Please copy out the lines in the entries that contain "JSON".

────────────────

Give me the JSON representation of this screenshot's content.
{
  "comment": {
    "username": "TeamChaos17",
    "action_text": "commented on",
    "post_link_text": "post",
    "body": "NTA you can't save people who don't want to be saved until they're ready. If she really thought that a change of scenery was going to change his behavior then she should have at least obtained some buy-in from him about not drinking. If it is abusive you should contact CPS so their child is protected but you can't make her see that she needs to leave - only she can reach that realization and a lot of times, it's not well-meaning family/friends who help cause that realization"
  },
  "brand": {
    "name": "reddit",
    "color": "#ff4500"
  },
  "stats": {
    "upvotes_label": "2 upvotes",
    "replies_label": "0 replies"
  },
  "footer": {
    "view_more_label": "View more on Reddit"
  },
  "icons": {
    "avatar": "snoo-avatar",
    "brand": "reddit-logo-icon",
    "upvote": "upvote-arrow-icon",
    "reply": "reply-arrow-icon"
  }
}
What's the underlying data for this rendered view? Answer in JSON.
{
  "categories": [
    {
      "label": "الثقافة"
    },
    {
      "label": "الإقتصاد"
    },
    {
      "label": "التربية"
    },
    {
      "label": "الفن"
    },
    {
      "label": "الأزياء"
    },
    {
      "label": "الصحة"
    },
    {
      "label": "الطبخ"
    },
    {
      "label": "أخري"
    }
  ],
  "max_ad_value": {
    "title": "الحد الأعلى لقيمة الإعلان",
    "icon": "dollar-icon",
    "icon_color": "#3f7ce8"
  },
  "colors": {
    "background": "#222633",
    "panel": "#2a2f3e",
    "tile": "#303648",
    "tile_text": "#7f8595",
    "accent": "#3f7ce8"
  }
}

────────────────

» **Your response**:
Give me the JSON representation of this screenshot's content.
What's the underlying data for this rendered view? Answer in JSON.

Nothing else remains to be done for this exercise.